Task item:
The entries below must be returned exactly as they stand.
** Records provided follows **
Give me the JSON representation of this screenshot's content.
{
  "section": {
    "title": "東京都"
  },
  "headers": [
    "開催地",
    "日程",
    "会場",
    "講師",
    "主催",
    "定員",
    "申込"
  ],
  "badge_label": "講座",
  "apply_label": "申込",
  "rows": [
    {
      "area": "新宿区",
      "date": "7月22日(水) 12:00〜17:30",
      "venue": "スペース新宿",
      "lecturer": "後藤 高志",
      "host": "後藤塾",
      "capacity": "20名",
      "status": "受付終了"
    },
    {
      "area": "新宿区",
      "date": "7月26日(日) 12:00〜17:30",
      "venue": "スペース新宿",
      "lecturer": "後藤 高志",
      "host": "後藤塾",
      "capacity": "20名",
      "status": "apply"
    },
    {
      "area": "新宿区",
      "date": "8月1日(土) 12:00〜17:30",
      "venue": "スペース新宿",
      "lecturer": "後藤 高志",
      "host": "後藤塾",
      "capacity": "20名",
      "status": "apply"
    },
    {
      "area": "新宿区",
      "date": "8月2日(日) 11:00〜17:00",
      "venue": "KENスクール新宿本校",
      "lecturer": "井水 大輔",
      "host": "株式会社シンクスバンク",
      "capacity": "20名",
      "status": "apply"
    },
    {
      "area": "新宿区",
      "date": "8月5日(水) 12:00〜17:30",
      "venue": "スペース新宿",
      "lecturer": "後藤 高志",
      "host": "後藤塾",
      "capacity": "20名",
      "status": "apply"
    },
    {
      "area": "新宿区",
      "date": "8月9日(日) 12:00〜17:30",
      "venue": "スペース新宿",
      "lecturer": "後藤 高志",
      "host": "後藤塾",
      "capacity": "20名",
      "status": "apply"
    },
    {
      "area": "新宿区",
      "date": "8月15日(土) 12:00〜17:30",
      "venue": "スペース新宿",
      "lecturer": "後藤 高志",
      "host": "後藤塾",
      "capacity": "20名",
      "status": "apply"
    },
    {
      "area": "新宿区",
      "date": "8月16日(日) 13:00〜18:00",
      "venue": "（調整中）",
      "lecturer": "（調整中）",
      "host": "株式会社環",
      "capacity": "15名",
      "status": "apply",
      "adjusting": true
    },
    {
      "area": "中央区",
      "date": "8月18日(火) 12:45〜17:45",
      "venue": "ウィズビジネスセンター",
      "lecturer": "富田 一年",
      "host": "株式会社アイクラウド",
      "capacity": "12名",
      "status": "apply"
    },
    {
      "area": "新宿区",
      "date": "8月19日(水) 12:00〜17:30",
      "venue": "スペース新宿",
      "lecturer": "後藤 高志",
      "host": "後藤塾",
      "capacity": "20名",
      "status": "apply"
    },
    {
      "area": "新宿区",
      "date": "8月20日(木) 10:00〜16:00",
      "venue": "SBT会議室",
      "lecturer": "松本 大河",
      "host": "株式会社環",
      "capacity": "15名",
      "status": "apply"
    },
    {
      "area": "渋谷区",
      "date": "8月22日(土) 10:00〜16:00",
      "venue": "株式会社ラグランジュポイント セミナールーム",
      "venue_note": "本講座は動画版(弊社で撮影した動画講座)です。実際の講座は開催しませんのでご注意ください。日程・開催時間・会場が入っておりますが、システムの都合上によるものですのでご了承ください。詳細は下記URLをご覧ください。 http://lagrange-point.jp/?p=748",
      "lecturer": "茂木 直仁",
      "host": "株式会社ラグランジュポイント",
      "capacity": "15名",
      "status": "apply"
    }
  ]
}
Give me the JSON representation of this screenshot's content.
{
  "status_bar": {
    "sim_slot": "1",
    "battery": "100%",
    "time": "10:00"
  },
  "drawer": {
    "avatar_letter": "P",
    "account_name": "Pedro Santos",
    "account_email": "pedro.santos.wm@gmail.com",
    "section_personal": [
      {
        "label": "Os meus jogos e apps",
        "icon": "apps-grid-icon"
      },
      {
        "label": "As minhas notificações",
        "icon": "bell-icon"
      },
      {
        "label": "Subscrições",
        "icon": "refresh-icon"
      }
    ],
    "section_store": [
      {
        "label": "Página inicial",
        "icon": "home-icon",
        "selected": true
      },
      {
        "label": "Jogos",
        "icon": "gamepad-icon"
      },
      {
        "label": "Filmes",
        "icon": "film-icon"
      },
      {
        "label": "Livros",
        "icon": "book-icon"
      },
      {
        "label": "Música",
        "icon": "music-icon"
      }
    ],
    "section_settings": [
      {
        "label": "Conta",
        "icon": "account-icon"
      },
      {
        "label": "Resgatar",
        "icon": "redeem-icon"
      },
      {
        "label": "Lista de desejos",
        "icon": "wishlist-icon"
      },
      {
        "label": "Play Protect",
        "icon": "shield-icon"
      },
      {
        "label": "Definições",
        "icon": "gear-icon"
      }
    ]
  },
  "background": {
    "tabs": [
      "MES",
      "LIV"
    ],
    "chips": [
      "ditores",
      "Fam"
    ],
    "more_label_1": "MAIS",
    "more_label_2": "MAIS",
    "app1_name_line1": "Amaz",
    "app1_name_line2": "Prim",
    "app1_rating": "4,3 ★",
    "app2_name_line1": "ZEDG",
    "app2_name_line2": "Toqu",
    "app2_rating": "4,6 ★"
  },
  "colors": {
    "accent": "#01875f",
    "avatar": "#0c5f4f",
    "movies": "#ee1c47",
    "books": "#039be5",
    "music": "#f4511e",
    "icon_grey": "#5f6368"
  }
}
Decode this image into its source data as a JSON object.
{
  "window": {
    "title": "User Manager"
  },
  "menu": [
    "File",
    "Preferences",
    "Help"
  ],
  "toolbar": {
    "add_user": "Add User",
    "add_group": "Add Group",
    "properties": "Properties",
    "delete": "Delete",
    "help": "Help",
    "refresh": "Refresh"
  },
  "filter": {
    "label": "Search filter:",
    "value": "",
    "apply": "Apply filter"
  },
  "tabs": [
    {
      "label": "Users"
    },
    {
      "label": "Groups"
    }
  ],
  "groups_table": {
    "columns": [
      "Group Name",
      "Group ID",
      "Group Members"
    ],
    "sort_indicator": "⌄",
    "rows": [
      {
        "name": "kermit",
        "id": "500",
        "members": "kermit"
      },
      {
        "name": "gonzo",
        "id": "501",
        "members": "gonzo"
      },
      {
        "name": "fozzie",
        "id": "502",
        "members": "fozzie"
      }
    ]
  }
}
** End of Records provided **
Task output:
Give me the JSON representation of this screenshot's content.
{
  "section": {
    "title": "東京都"
  },
  "headers": [
    "開催地",
    "日程",
    "会場",
    "講師",
    "主催",
    "定員",
    "申込"
  ],
  "badge_label": "講座",
  "apply_label": "申込",
  "rows": [
    {
      "area": "新宿区",
      "date": "7月22日(水) 12:00〜17:30",
      "venue": "スペース新宿",
      "lecturer": "後藤 高志",
      "host": "後藤塾",
      "capacity": "20名",
      "status": "受付終了"
    },
    {
      "area": "新宿区",
      "date": "7月26日(日) 12:00〜17:30",
      "venue": "スペース新宿",
      "lecturer": "後藤 高志",
      "host": "後藤塾",
      "capacity": "20名",
      "status": "apply"
    },
    {
      "area": "新宿区",
      "date": "8月1日(土) 12:00〜17:30",
      "venue": "スペース新宿",
      "lecturer": "後藤 高志",
      "host": "後藤塾",
      "capacity": "20名",
      "status": "apply"
    },
    {
      "area": "新宿区",
      "date": "8月2日(日) 11:00〜17:00",
      "venue": "KENスクール新宿本校",
      "lecturer": "井水 大輔",
      "host": "株式会社シンクスバンク",
      "capacity": "20名",
      "status": "apply"
    },
    {
      "area": "新宿区",
      "date": "8月5日(水) 12:00〜17:30",
      "venue": "スペース新宿",
      "lecturer": "後藤 高志",
      "host": "後藤塾",
      "capacity": "20名",
      "status": "apply"
    },
    {
      "area": "新宿区",
      "date": "8月9日(日) 12:00〜17:30",
      "venue": "スペース新宿",
      "lecturer": "後藤 高志",
      "host": "後藤塾",
      "capacity": "20名",
      "status": "apply"
    },
    {
      "area": "新宿区",
      "date": "8月15日(土) 12:00〜17:30",
      "venue": "スペース新宿",
      "lecturer": "後藤 高志",
      "host": "後藤塾",
      "capacity": "20名",
      "status": "apply"
    },
    {
      "area": "新宿区",
      "date": "8月16日(日) 13:00〜18:00",
      "venue": "（調整中）",
      "lecturer": "（調整中）",
      "host": "株式会社環",
      "capacity": "15名",
      "status": "apply",
      "adjusting": true
    },
    {
      "area": "中央区",
      "date": "8月18日(火) 12:45〜17:45",
      "venue": "ウィズビジネスセンター",
      "lecturer": "富田 一年",
      "host": "株式会社アイクラウド",
      "capacity": "12名",
      "status": "apply"
    },
    {
      "area": "新宿区",
      "date": "8月19日(水) 12:00〜17:30",
      "venue": "スペース新宿",
      "lecturer": "後藤 高志",
      "host": "後藤塾",
      "capacity": "20名",
      "status": "apply"
    },
    {
      "area": "新宿区",
      "date": "8月20日(木) 10:00〜16:00",
      "venue": "SBT会議室",
      "lecturer": "松本 大河",
      "host": "株式会社環",
      "capacity": "15名",
      "status": "apply"
    },
    {
      "area": "渋谷区",
      "date": "8月22日(土) 10:00〜16:00",
      "venue": "株式会社ラグランジュポイント セミナールーム",
      "venue_note": "本講座は動画版(弊社で撮影した動画講座)です。実際の講座は開催しませんのでご注意ください。日程・開催時間・会場が入っておりますが、システムの都合上によるものですのでご了承ください。詳細は下記URLをご覧ください。 http://lagrange-point.jp/?p=748",
      "lecturer": "茂木 直仁",
      "host": "株式会社ラグランジュポイント",
      "capacity": "15名",
      "status": "apply"
    }
  ]
}
Give me the JSON representation of this screenshot's content.
{
  "status_bar": {
    "sim_slot": "1",
    "battery": "100%",
    "time": "10:00"
  },
  "drawer": {
    "avatar_letter": "P",
    "account_name": "Pedro Santos",
    "account_email": "pedro.santos.wm@gmail.com",
    "section_personal": [
      {
        "label": "Os meus jogos e apps",
        "icon": "apps-grid-icon"
      },
      {
        "label": "As minhas notificações",
        "icon": "bell-icon"
      },
      {
        "label": "Subscrições",
        "icon": "refresh-icon"
      }
    ],
    "section_store": [
      {
        "label": "Página inicial",
        "icon": "home-icon",
        "selected": true
      },
      {
        "label": "Jogos",
        "icon": "gamepad-icon"
      },
      {
        "label": "Filmes",
        "icon": "film-icon"
      },
      {
        "label": "Livros",
        "icon": "book-icon"
      },
      {
        "label": "Música",
        "icon": "music-icon"
      }
    ],
    "section_settings": [
      {
        "label": "Conta",
        "icon": "account-icon"
      },
      {
        "label": "Resgatar",
        "icon": "redeem-icon"
      },
      {
        "label": "Lista de desejos",
        "icon": "wishlist-icon"
      },
      {
        "label": "Play Protect",
        "icon": "shield-icon"
      },
      {
        "label": "Definições",
        "icon": "gear-icon"
      }
    ]
  },
  "background": {
    "tabs": [
      "MES",
      "LIV"
    ],
    "chips": [
      "ditores",
      "Fam"
    ],
    "more_label_1": "MAIS",
    "more_label_2": "MAIS",
    "app1_name_line1": "Amaz",
    "app1_name_line2": "Prim",
    "app1_rating": "4,3 ★",
    "app2_name_line1": "ZEDG",
    "app2_name_line2": "Toqu",
    "app2_rating": "4,6 ★"
  },
  "colors": {
    "accent": "#01875f",
    "avatar": "#0c5f4f",
    "movies": "#ee1c47",
    "books": "#039be5",
    "music": "#f4511e",
    "icon_grey": "#5f6368"
  }
}
Decode this image into its source data as a JSON object.
{
  "window": {
    "title": "User Manager"
  },
  "menu": [
    "File",
    "Preferences",
    "Help"
  ],
  "toolbar": {
    "add_user": "Add User",
    "add_group": "Add Group",
    "properties": "Properties",
    "delete": "Delete",
    "help": "Help",
    "refresh": "Refresh"
  },
  "filter": {
    "label": "Search filter:",
    "value": "",
    "apply": "Apply filter"
  },
  "tabs": [
    {
      "label": "Users"
    },
    {
      "label": "Groups"
    }
  ],
  "groups_table": {
    "columns": [
      "Group Name",
      "Group ID",
      "Group Members"
    ],
    "sort_indicator": "⌄",
    "rows": [
      {
        "name": "kermit",
        "id": "500",
        "members": "kermit"
      },
      {
        "name": "gonzo",
        "id": "501",
        "members": "gonzo"
      },
      {
        "name": "fozzie",
        "id": "502",
        "members": "fozzie"
      }
    ]
  }
}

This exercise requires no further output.